Kilcullen says his mandate is video, mobile, international, and he’s had to take some very entrepreneurial steps to act on it. Staffers bought video cameras at Best Buy and worked with interns from NYU’s film school to train reporters and build an in-house video lab, all for about $20,000. "We’re starting to build up a footage archive that we’re able to monetize through mobile and through sponsorships on our Web site," says Kilcullen.
Staffers are trained to consider content not for a specific channel but how it can be leveraged in many ways. "People get obsessed about their Web site, but it’s really about the interactive experience on the go," says Kilcullen.
"We deliver content that’s not just defined as news, but also reviews, data, features, deals, database tools, community access, things that provide full branded portfolio value. People in magazines focus on two revenue streams;advertising and subscriptions.
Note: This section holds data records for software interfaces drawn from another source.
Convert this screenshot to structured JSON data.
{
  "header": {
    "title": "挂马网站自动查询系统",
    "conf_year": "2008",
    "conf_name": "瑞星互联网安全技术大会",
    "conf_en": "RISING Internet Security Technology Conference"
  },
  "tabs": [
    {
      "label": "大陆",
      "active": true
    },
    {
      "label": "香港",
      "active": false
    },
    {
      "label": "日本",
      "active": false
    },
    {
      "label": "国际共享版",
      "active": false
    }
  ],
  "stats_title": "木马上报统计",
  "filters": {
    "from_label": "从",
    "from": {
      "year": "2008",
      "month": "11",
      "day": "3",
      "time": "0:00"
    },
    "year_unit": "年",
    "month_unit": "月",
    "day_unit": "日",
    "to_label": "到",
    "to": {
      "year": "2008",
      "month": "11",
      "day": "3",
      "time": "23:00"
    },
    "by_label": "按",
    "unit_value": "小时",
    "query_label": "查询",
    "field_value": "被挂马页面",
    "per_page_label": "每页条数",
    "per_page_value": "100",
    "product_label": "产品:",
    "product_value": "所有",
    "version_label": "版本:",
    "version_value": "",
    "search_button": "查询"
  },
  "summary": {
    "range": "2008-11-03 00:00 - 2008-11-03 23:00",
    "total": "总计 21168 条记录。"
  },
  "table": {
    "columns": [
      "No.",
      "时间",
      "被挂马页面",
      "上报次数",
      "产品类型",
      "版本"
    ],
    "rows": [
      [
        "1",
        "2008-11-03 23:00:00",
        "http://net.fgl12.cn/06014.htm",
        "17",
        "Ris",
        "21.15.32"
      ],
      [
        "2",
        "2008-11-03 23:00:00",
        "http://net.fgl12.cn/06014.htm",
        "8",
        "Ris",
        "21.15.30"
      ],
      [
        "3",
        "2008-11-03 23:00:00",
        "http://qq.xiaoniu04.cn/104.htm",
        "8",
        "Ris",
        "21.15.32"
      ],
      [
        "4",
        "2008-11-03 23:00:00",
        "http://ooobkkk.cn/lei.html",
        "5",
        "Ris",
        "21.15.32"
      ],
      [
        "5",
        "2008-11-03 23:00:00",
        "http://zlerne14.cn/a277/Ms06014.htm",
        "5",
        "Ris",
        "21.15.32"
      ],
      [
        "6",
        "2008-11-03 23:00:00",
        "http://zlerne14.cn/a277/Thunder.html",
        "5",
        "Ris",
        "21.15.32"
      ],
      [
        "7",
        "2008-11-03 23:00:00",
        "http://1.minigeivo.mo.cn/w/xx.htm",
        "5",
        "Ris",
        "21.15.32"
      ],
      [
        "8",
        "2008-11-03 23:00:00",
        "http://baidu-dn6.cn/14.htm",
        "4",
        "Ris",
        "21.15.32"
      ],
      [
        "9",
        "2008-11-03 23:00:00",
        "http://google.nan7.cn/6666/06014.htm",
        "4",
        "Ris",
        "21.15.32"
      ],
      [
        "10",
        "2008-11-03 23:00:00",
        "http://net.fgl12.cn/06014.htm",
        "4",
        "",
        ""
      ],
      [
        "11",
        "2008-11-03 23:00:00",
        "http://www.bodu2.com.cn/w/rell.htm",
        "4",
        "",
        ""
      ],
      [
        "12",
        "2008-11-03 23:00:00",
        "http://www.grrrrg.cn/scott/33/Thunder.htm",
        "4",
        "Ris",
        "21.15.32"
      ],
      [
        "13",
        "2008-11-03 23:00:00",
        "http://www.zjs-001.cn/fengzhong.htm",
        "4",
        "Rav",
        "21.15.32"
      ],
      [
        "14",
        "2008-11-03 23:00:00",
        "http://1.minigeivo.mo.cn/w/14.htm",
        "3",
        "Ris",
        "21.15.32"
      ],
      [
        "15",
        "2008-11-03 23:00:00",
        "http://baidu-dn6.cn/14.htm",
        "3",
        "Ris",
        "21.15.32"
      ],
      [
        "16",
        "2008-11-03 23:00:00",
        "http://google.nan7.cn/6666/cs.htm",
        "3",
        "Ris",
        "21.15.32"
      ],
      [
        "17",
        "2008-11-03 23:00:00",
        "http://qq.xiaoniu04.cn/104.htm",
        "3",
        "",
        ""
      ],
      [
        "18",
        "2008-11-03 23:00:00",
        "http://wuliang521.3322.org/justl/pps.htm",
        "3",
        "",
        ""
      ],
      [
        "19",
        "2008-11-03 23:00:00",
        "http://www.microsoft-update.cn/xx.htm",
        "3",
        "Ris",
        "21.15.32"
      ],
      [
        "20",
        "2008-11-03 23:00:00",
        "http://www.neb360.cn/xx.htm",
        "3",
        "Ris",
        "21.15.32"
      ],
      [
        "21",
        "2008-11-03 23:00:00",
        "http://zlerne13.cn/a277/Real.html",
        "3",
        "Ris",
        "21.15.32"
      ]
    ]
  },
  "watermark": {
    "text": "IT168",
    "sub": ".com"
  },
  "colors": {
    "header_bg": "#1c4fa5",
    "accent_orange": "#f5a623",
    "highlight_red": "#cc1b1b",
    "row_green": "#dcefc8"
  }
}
That is so myopic. People buy data, people have parties and events, people want thought leadership and intelligence online."
The brand is building a nontraditional portfolio. Billboard Mobile has more than 35,000 subscribers and Nielsen is preparing to launch Billboard Live, a series of restaurants and music clubs.
Kilcullen sees a broader competitive threat as well. "When we define our competitive set, we look at The New York Times, The Los Angeles Times, citizen journalists, bloggers, companies investing in video, first movers in mobile," he adds. "The threats are too numerable to mention, but I don’t say Reed, Crain, McGraw-Hill, or Hanley Wood. We have to make the right choices and it’s more about competing for time and trust and how to occupy more of it."
The ability to break the traditional focus of advertising and circulation as primary revenue streams.
The uncertain corporate environment of Nielsen Business Media.
Video, mobile, international focus, data, licensing and marketing agreements.
Daily newspapers, bloggers, citizen journalists, early adopters in video and mobile.